- [WORK ORDER] Every line of the material that mentions the word "بندی" should be copied out.
________
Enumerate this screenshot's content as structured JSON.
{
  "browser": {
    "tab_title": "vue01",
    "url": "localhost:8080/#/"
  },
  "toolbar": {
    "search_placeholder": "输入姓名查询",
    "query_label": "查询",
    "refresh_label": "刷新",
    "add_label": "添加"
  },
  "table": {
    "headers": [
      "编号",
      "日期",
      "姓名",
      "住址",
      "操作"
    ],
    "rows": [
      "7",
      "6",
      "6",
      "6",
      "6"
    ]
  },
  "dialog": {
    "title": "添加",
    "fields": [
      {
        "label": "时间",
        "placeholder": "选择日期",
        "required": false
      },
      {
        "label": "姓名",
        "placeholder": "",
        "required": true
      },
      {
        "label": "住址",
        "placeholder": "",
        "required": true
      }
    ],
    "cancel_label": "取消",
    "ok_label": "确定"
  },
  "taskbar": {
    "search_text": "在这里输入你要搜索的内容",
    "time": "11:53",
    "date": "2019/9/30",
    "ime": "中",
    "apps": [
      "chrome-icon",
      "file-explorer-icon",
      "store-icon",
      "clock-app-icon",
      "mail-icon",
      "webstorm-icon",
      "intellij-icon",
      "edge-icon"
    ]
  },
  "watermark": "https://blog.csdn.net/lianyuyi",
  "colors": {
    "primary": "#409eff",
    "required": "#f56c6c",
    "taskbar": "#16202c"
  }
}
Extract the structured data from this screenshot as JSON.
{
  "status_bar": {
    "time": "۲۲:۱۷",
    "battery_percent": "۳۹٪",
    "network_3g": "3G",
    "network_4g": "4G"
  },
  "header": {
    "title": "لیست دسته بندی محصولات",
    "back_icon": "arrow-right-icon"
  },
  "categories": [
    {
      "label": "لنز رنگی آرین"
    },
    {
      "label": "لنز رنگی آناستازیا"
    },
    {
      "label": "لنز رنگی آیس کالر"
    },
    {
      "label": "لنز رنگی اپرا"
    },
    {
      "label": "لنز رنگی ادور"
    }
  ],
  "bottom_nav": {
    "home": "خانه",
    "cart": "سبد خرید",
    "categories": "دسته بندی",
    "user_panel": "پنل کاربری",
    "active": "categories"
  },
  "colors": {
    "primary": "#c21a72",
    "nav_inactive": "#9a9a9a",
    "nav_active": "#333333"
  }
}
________
- [REPLY]
    "title": "لیست دسته بندی محصولات",
    "categories": "دسته بندی",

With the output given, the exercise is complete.